- List the titles of the required readings from academic courses that you enjoyed most during secondary/high school. (75 words or fewer)
- List the titles of the books, essays, poetry, short stories or plays you read outside of academic courses that you enjoyed most during secondary/high school. (75 words or fewer)
- We’re interested in learning about some of the ways that you explore your interests. List some resources and outlets that you enjoy, including but not limited to websites, publications, journals, podcasts, social media accounts, lectures, museums, movies, music, or other content with which you regularly engage. (125 words or fewer)
Short Answer Questions:
- A hallmark of the Columbia experience is being able to learn and live in a community with a wide range of perspectives. How do you or would you learn from and contribute to diverse, collaborative communities?
(200 words or fewer)
- Why are you interested in attending Columbia University? We encourage you to consider the aspect(s) that you find unique and compelling about Columbia. (200 words or fewer)
- Please tell us what from your current and past experiences (either academic or personal) attracts you specifically to the areas of study that you noted in the application. (200 words or fewer)
MIT has a series of short answer essay questions:
- Describe the world you come from; for example, your family, clubs, school, community, city, or town. How has that world shaped your dreams and aspirations? (250 words or fewer)
- Pick what field of study at MIT appeals to you the most right now, and tell us more about why this field of study appeals to you. (100 words or fewer)

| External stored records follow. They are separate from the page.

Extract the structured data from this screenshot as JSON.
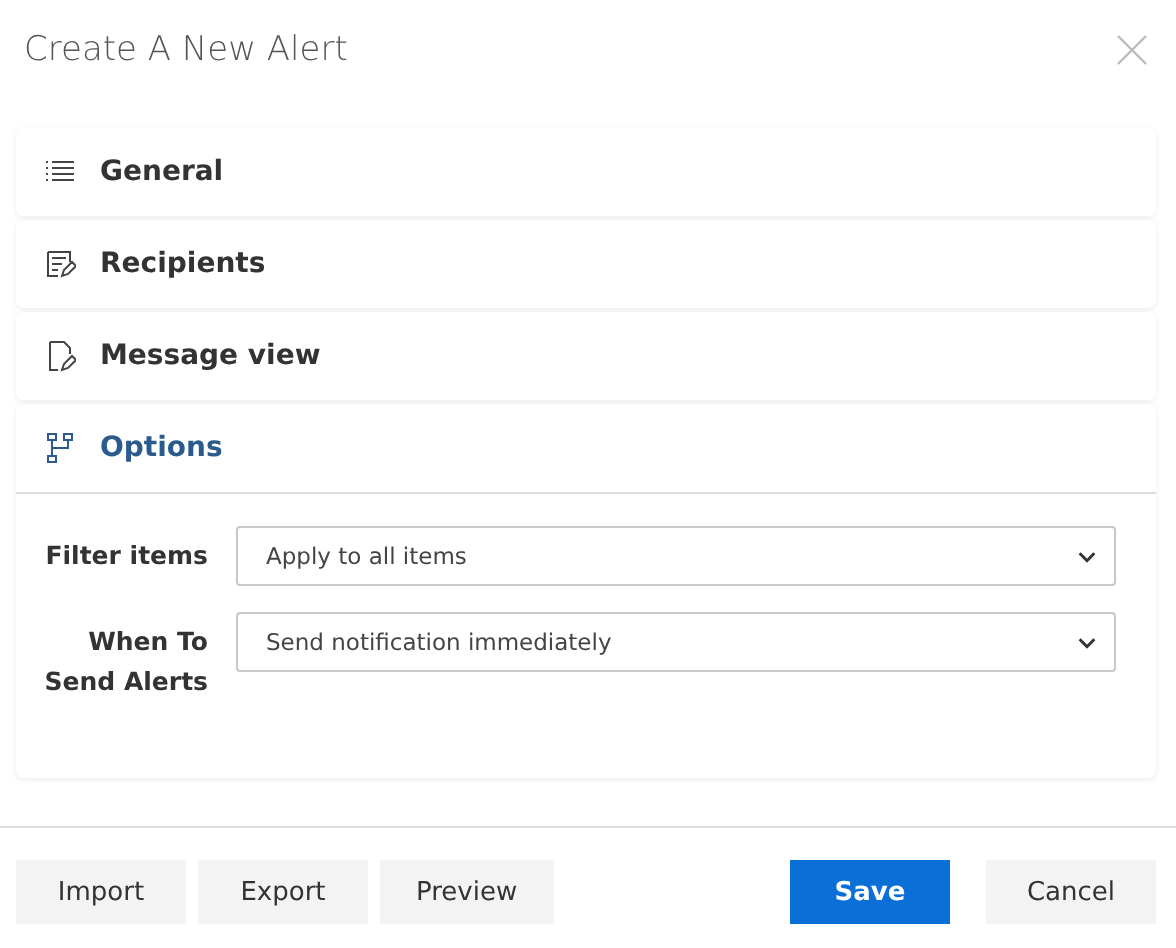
{
  "dialog": {
    "title": "Create A New Alert"
  },
  "sections": [
    {
      "label": "General",
      "kind": "list",
      "selected": false
    },
    {
      "label": "Recipients",
      "kind": "recipients",
      "selected": false
    },
    {
      "label": "Message view",
      "kind": "message",
      "selected": false
    },
    {
      "label": "Options",
      "kind": "options",
      "selected": true
    }
  ],
  "fields": [
    {
      "label": "Filter items",
      "value": "Apply to all items"
    },
    {
      "label": "When To Send Alerts",
      "value": "Send notification immediately"
    }
  ],
  "buttons": [
    {
      "label": "Import",
      "kind": "secondary"
    },
    {
      "label": "Export",
      "kind": "secondary"
    },
    {
      "label": "Preview",
      "kind": "secondary"
    },
    {
      "label": "Save",
      "kind": "primary"
    },
    {
      "label": "Cancel",
      "kind": "secondary"
    }
  ]
}
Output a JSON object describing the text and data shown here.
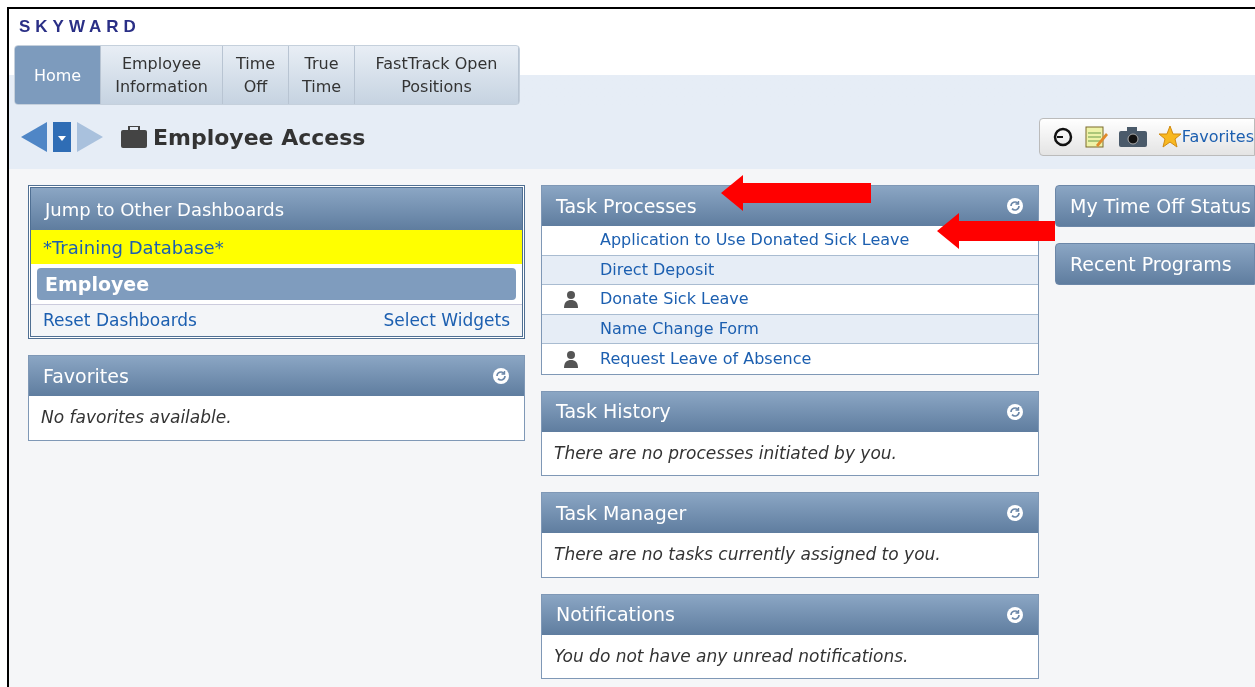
{
  "logo": "SKYWARD",
  "nav_tabs": [
    {
      "label": "Home",
      "selected": true
    },
    {
      "label": "Employee Information",
      "selected": false
    },
    {
      "label": "Time Off",
      "selected": false
    },
    {
      "label": "True Time",
      "selected": false
    },
    {
      "label": "FastTrack Open Positions",
      "selected": false
    }
  ],
  "page_title": "Employee Access",
  "toolbar": {
    "favorites": "Favorites"
  },
  "jump_panel": {
    "title": "Jump to Other Dashboards",
    "items": [
      {
        "label": "*Training Database*",
        "kind": "highlight"
      },
      {
        "label": "Employee",
        "kind": "current"
      }
    ],
    "links": [
      "Reset Dashboards",
      "Select Widgets"
    ]
  },
  "favorites_panel": {
    "title": "Favorites",
    "message": "No favorites available."
  },
  "task_processes": {
    "title": "Task Processes",
    "rows": [
      {
        "label": "Application to Use Donated Sick Leave",
        "person": false
      },
      {
        "label": "Direct Deposit",
        "person": false
      },
      {
        "label": "Donate Sick Leave",
        "person": true
      },
      {
        "label": "Name Change Form",
        "person": false
      },
      {
        "label": "Request Leave of Absence",
        "person": true
      }
    ]
  },
  "panels": [
    {
      "title": "Task History",
      "message": "There are no processes initiated by you."
    },
    {
      "title": "Task Manager",
      "message": "There are no tasks currently assigned to you."
    },
    {
      "title": "Notifications",
      "message": "You do not have any unread notifications."
    }
  ],
  "right_panels": [
    "My Time Off Status",
    "Recent Programs"
  ]
}
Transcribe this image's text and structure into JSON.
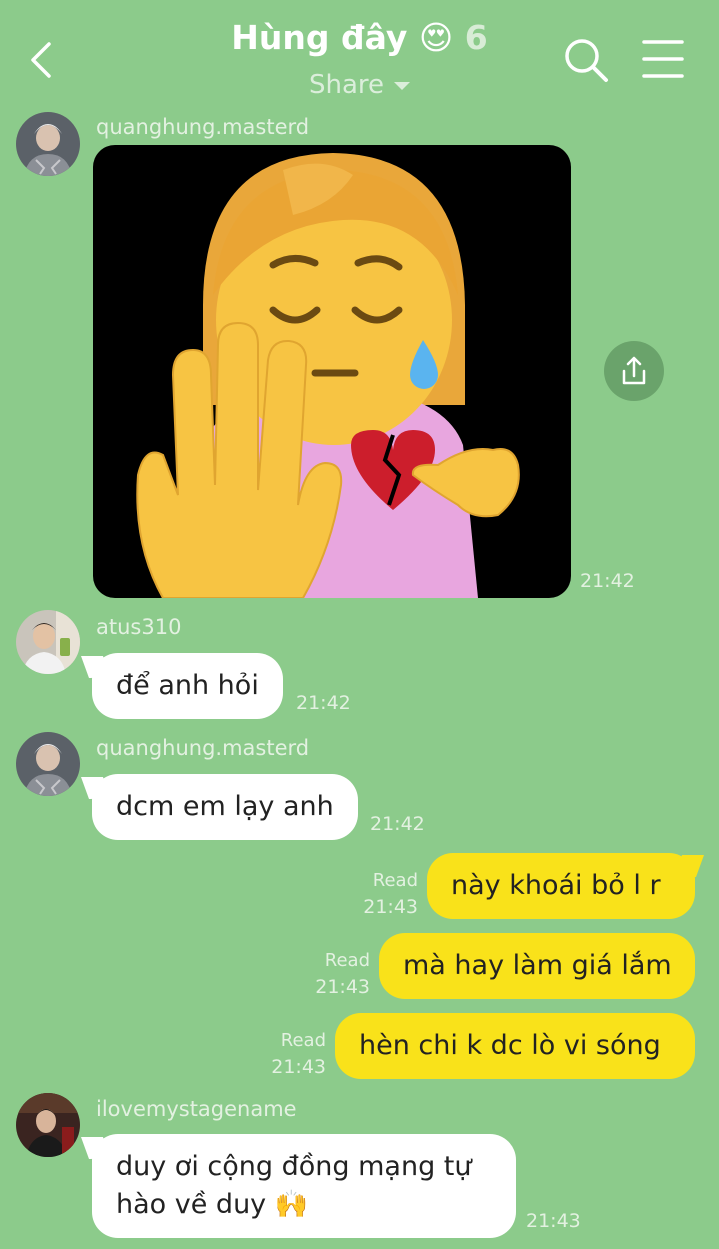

- We know you lead a busy life, full of activities, many of which are required of you. Tell us about something you do simply for the pleasure of it. (200–250 words)
- At MIT, we bring people together to better the lives of others. MIT students work to improve their communities in different ways, from tackling the world’s biggest challenges to being a good friend. Describe one way in which you have contributed to your community, whether in your family, the classroom, your neighborhood, etc. (200–250 words)
- Tell us about the most significant challenge you’ve faced or something important that didn’t go according to plan. How did you manage the situation? (200-250 words)
- Students at Yale have time to explore their academic interests before committing to one or more major fields of study. Many students either modify their original academic direction or change their minds entirely. As of this moment, what academic areas seem to fit your interests or goals most comfortably? Please indicate up to three from the list provided.
- Why do these areas appeal to you? (125 words or fewer)
- What is it about Yale that has led you to apply? (125 words or fewer)
- What inspires you? (35 words)
- Yale’s residential colleges regularly host conversations with guests representing a wide range of experiences and accomplishments. What person, past or present, would you invite to speak? What would you ask them to discuss? (35 words)
- You are teaching a new Yale course. What is it called? (35 words)
- Yale students embrace the concept of “and” rather than “or,” pursuing arts and sciences, tradition and innovation, defined goals and surprising detours. What is an example of an “and” that you embrace? (35 words)
- Yale’s extensive course offerings and vibrant conversations beyond the classroom encourage students to follow their developing intellectual interests wherever they lead. Tell us about your engagement with a topic or idea that excites you. Why are you drawn to it? (250 words)
- Respond to one of the following
- 2A. Reflect on a community to which you feel connected. Why is it meaningful to you? You may define community however you like.
- 2B. Reflect on something that has given you great satisfaction. Why has it been important to you?
Additional supplemental essays can be found on university websites by clicking on the links below: